(Web page and app entries)

◆ ◆ ◆ ◆

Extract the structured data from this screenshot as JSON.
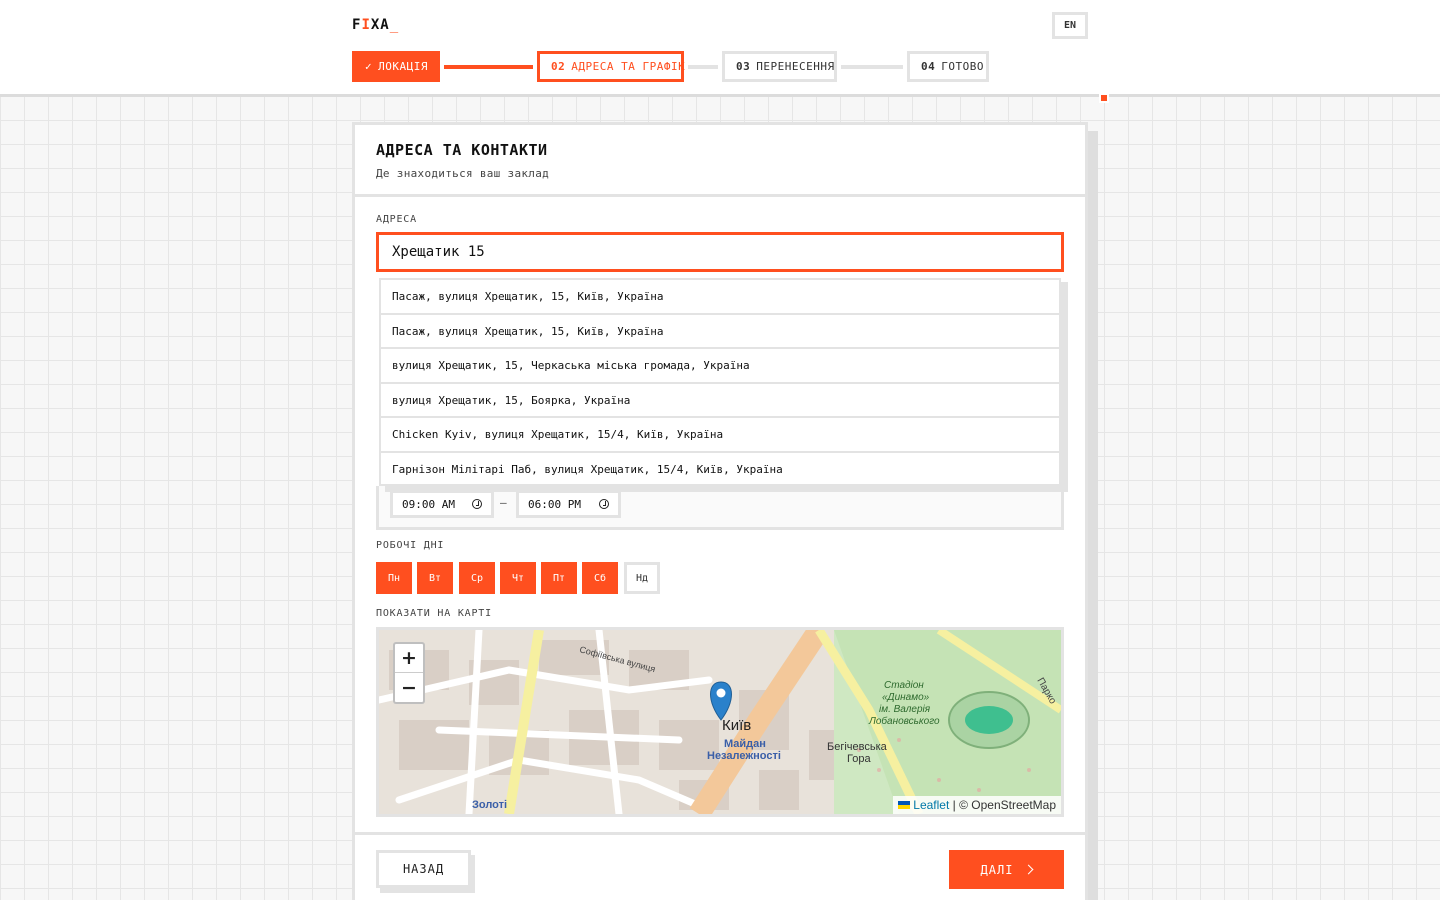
{
  "logo": {
    "prefix": "F",
    "highlight": "I",
    "suffix": "XA",
    "cursor": "_"
  },
  "lang": "EN",
  "steps": [
    {
      "num": "",
      "label": "ЛОКАЦІЯ",
      "state": "done"
    },
    {
      "num": "02",
      "label": "АДРЕСА ТА ГРАФІК",
      "state": "active"
    },
    {
      "num": "03",
      "label": "ПЕРЕНЕСЕННЯ",
      "state": "pending"
    },
    {
      "num": "04",
      "label": "ГОТОВО",
      "state": "pending"
    }
  ],
  "card": {
    "title": "АДРЕСА ТА КОНТАКТИ",
    "subtitle": "Де знаходиться ваш заклад"
  },
  "address": {
    "label": "АДРЕСА",
    "value": "Хрещатик 15",
    "suggestions": [
      "Пасаж, вулиця Хрещатик, 15, Київ, Україна",
      "Пасаж, вулиця Хрещатик, 15, Київ, Україна",
      "вулиця Хрещатик, 15, Черкаська міська громада, Україна",
      "вулиця Хрещатик, 15, Боярка, Україна",
      "Chicken Kyiv, вулиця Хрещатик, 15/4, Київ, Україна",
      "Гарнізон Мілітарі Паб, вулиця Хрещатик, 15/4, Київ, Україна"
    ]
  },
  "hours": {
    "open": "09:00 AM",
    "close": "06:00 PM",
    "separator": "—"
  },
  "days": {
    "label": "РОБОЧІ ДНІ",
    "items": [
      {
        "label": "Пн",
        "active": true
      },
      {
        "label": "Вт",
        "active": true
      },
      {
        "label": "Ср",
        "active": true
      },
      {
        "label": "Чт",
        "active": true
      },
      {
        "label": "Пт",
        "active": true
      },
      {
        "label": "Сб",
        "active": true
      },
      {
        "label": "Нд",
        "active": false
      }
    ]
  },
  "map": {
    "label": "ПОКАЗАТИ НА КАРТІ",
    "zoom_in": "+",
    "zoom_out": "−",
    "attribution_leaflet": "Leaflet",
    "attribution_sep": " | © ",
    "attribution_osm": "OpenStreetMap",
    "labels": {
      "city": "Київ",
      "square1": "Майдан",
      "square2": "Незалежності",
      "area1": "Бегічевська",
      "area2": "Гора",
      "stadium1": "Стадіон",
      "stadium2": "«Динамо»",
      "stadium3": "ім. Валерія",
      "stadium4": "Лобановського",
      "gate": "Золоті",
      "street1": "Софіївська вулиця",
      "street2": "Парко"
    }
  },
  "nav": {
    "back": "НАЗАД",
    "next": "ДАЛІ"
  },
  "colors": {
    "accent": "#ff4f1f",
    "border": "#e3e3e3"
  }
}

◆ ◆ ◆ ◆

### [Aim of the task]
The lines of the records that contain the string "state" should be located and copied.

### [Task answer]
      "state": "done"
      "state": "active"
      "state": "pending"
      "state": "pending"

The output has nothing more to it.